Material to process Start Marker

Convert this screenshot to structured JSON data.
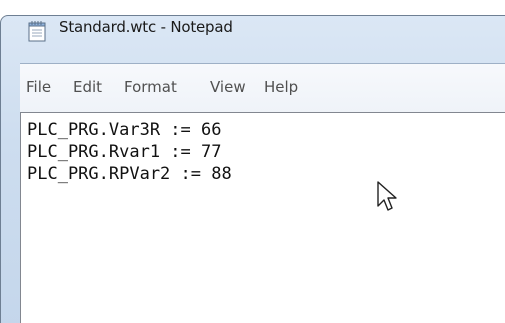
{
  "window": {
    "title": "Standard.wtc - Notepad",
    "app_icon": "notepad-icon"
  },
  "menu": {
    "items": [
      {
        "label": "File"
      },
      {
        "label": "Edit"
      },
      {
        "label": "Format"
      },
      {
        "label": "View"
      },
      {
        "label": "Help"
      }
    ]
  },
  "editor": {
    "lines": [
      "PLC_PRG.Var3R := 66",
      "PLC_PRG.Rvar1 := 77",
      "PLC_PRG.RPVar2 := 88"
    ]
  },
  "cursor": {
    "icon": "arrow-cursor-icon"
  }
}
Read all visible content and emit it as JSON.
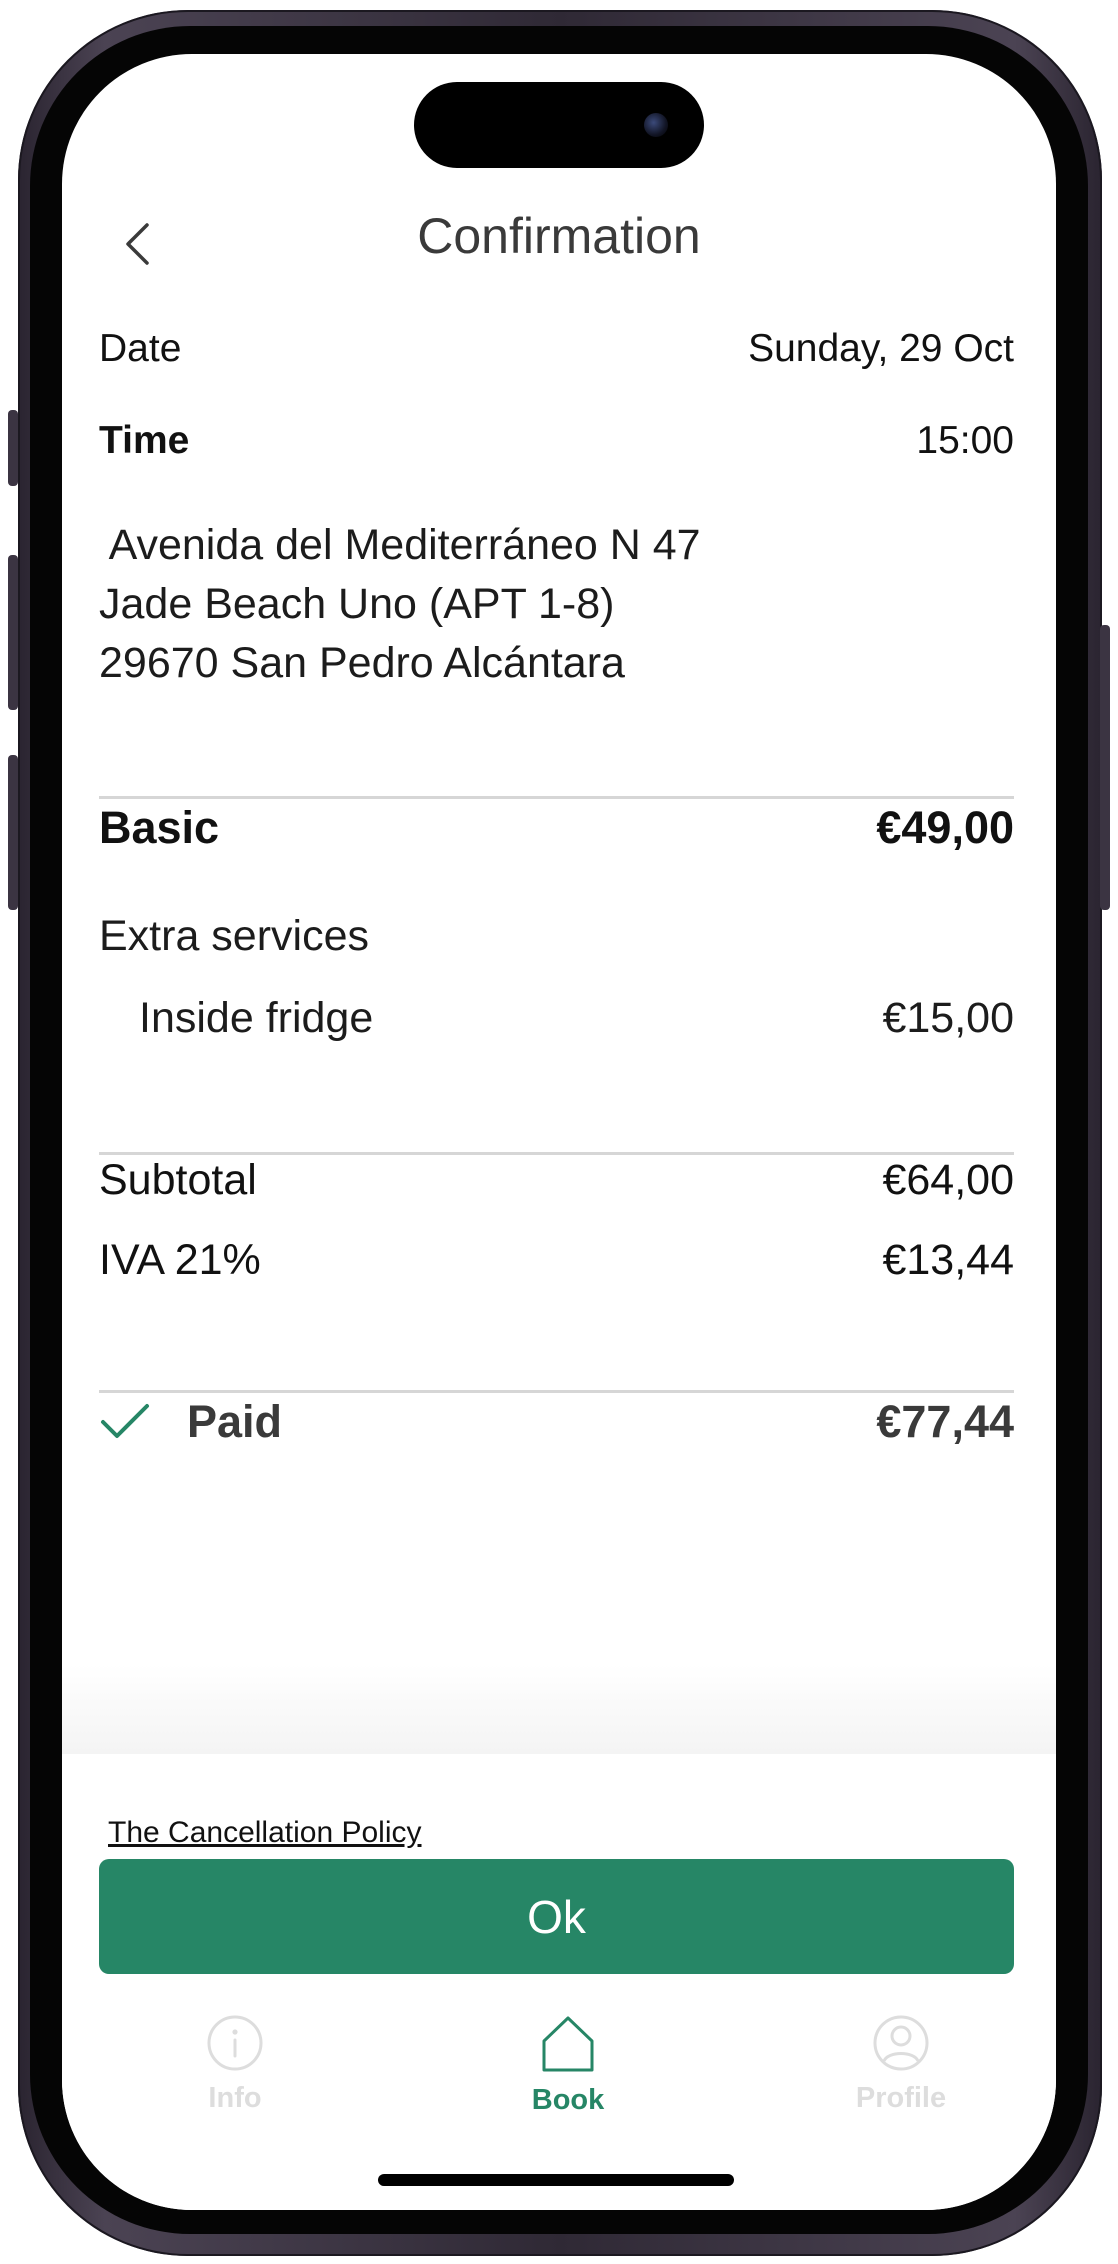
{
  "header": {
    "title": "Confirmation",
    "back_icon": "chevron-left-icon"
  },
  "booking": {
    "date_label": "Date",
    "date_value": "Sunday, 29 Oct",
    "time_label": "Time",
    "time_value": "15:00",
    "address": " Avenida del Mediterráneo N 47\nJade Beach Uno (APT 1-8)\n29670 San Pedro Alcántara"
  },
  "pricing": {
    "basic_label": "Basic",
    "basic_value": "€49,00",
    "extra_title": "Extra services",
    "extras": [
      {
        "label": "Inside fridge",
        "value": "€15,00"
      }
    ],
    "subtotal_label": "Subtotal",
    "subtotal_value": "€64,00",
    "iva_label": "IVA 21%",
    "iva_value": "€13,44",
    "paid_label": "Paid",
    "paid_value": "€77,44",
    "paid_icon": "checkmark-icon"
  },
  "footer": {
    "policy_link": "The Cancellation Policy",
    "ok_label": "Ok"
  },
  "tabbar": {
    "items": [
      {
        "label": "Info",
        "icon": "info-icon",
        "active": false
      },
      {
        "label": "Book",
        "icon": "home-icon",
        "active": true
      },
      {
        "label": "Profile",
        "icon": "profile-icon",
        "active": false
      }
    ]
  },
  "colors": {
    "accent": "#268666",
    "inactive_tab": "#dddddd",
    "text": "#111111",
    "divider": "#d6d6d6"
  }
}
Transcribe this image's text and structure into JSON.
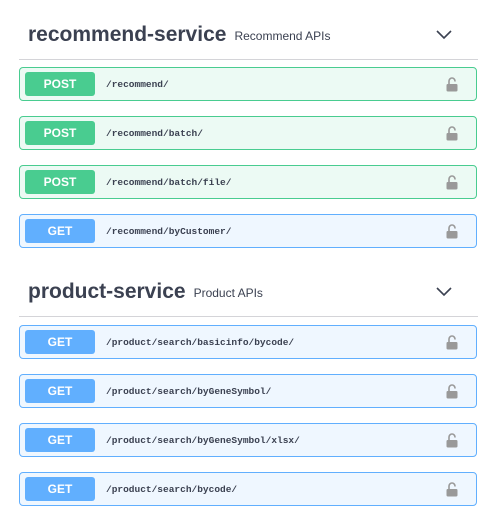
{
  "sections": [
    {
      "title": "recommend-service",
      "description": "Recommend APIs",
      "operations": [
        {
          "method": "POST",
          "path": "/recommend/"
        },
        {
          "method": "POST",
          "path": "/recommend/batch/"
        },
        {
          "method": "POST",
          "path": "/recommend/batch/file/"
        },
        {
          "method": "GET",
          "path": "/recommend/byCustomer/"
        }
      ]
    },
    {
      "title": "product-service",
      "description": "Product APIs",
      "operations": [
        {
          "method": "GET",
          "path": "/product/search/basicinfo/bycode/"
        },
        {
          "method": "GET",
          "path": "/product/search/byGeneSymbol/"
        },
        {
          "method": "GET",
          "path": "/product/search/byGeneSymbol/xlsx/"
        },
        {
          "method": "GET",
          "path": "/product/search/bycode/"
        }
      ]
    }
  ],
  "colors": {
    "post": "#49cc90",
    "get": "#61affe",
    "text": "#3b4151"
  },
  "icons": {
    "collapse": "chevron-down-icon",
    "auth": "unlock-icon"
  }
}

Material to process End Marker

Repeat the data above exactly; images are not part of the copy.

▶ _Response below_
Convert this screenshot to structured JSON data.
{
  "window": {
    "title": "Standard.wtc - Notepad",
    "app_icon": "notepad-icon"
  },
  "menu": {
    "items": [
      {
        "label": "File"
      },
      {
        "label": "Edit"
      },
      {
        "label": "Format"
      },
      {
        "label": "View"
      },
      {
        "label": "Help"
      }
    ]
  },
  "editor": {
    "lines": [
      "PLC_PRG.Var3R := 66",
      "PLC_PRG.Rvar1 := 77",
      "PLC_PRG.RPVar2 := 88"
    ]
  },
  "cursor": {
    "icon": "arrow-cursor-icon"
  }
}
Read all visible content and emit it as JSON.
{
  "header": {
    "title": "Confirmation",
    "back_icon": "chevron-left-icon"
  },
  "booking": {
    "date_label": "Date",
    "date_value": "Sunday, 29 Oct",
    "time_label": "Time",
    "time_value": "15:00",
    "address": " Avenida del Mediterráneo N 47\nJade Beach Uno (APT 1-8)\n29670 San Pedro Alcántara"
  },
  "pricing": {
    "basic_label": "Basic",
    "basic_value": "€49,00",
    "extra_title": "Extra services",
    "extras": [
      {
        "label": "Inside fridge",
        "value": "€15,00"
      }
    ],
    "subtotal_label": "Subtotal",
    "subtotal_value": "€64,00",
    "iva_label": "IVA 21%",
    "iva_value": "€13,44",
    "paid_label": "Paid",
    "paid_value": "€77,44",
    "paid_icon": "checkmark-icon"
  },
  "footer": {
    "policy_link": "The Cancellation Policy",
    "ok_label": "Ok"
  },
  "tabbar": {
    "items": [
      {
        "label": "Info",
        "icon": "info-icon",
        "active": false
      },
      {
        "label": "Book",
        "icon": "home-icon",
        "active": true
      },
      {
        "label": "Profile",
        "icon": "profile-icon",
        "active": false
      }
    ]
  },
  "colors": {
    "accent": "#268666",
    "inactive_tab": "#dddddd",
    "text": "#111111",
    "divider": "#d6d6d6"
  }
}
Transcribe this image's text and structure into JSON.
{
  "sections": [
    {
      "title": "recommend-service",
      "description": "Recommend APIs",
      "operations": [
        {
          "method": "POST",
          "path": "/recommend/"
        },
        {
          "method": "POST",
          "path": "/recommend/batch/"
        },
        {
          "method": "POST",
          "path": "/recommend/batch/file/"
        },
        {
          "method": "GET",
          "path": "/recommend/byCustomer/"
        }
      ]
    },
    {
      "title": "product-service",
      "description": "Product APIs",
      "operations": [
        {
          "method": "GET",
          "path": "/product/search/basicinfo/bycode/"
        },
        {
          "method": "GET",
          "path": "/product/search/byGeneSymbol/"
        },
        {
          "method": "GET",
          "path": "/product/search/byGeneSymbol/xlsx/"
        },
        {
          "method": "GET",
          "path": "/product/search/bycode/"
        }
      ]
    }
  ],
  "colors": {
    "post": "#49cc90",
    "get": "#61affe",
    "text": "#3b4151"
  },
  "icons": {
    "collapse": "chevron-down-icon",
    "auth": "unlock-icon"
  }
}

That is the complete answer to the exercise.